Well, yes, we do have to agree that the farmer is the man who feeds them all. Because given what we have learned about the capacity of indigenous peoples to manage landscapes for food production, there is no clear line between farming and hunting and gathering.

Texas Cowboy

Sep 5, 2020


George F. Will, of Bismarck - ethnologist, archeologist, dendrochronologist, and son of the celebrated horticulturalist and seedsman, Oscar Will - was also, as disclosed in a previous essay, a songcatcher - a lover and collector of folksongs, particularly cowboy ballads. He published his folksong findings in the Journal of American Folklore in 1909 and 1913.


Aug 29, 2020


If I were to say to you, Sing a couple lines of “Home on the Range” and I’ll give you twenty bucks, chances are you could win the twenty. How is it that old folksongs composed by obscure people like Brewster Highley, or by people we cannot even identify, are present and recallable in twenty-first century America?

Indian Acres

Aug 22, 2020


If you are unfamiliar with the classic of first farmers on the northern plains, Buffalo Bird Woman’s Garden, pick up a copy. I am making it the first core text for my college course, The North American Plains. For two reasons.

Russian Roots

Aug 15, 2020

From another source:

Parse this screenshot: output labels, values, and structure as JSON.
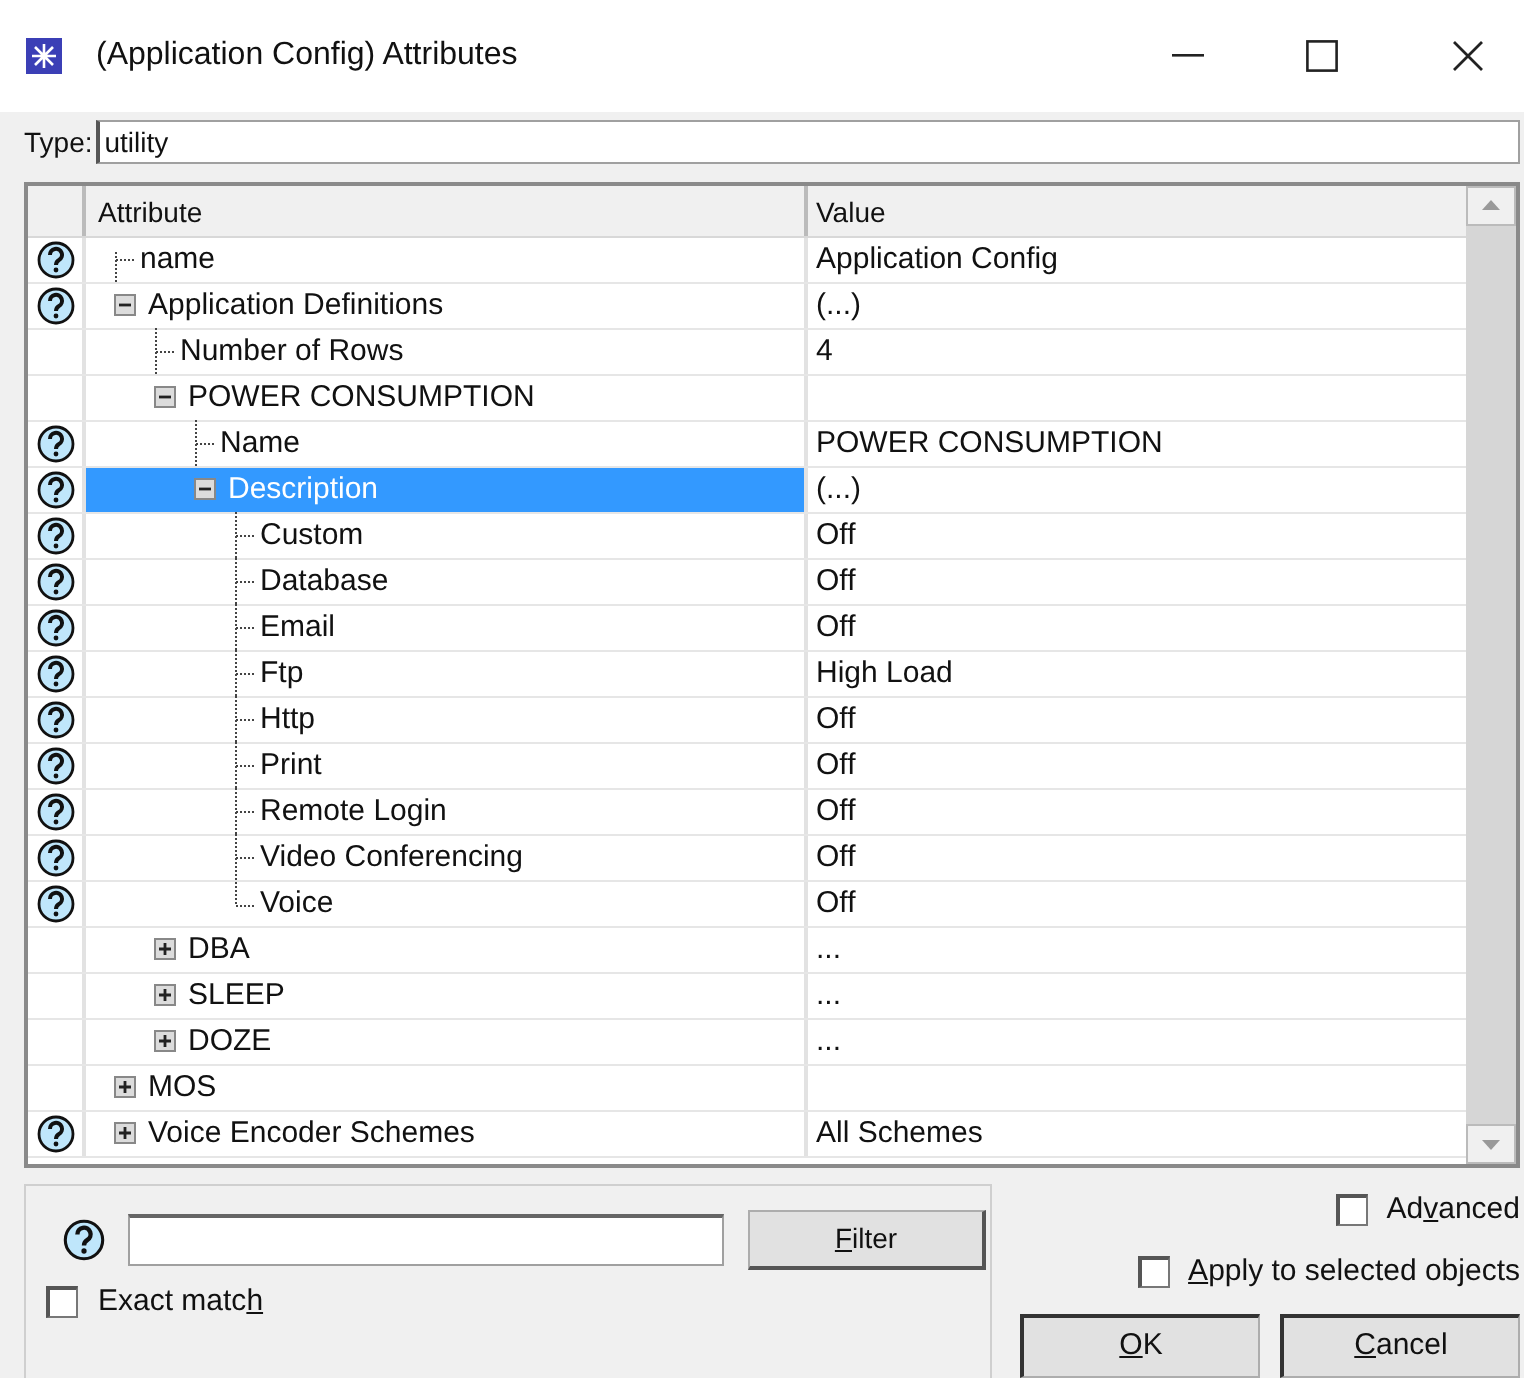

In the course of that slow dance by which we people of the plains come to an understanding of the place we inhabit, we require many contributors. We commence with native knowledge, the product of centuries, even millennia of experience with the land. Layered on that we have the sense of the settler societies, who, however brief their experience, is at least well documented. There is a vital role, too, for public intellectuals on the plains--thinkers like Walter Prescott Webb, the historian, or Charles Edwin Bessey, the botanist--who form the inchoate sense of prairie life into deeper and larger forms that help us understand what is around us.

Bad Seed

Aug 8, 2020


In August of 1887 the Jamestown Alert sounded an alarm. “The Russian thistle,” writes the editor, “the seed of which was brought to the territory by some Russian emigrants, is spreading with great rapidity in Yankton county, where it has been started.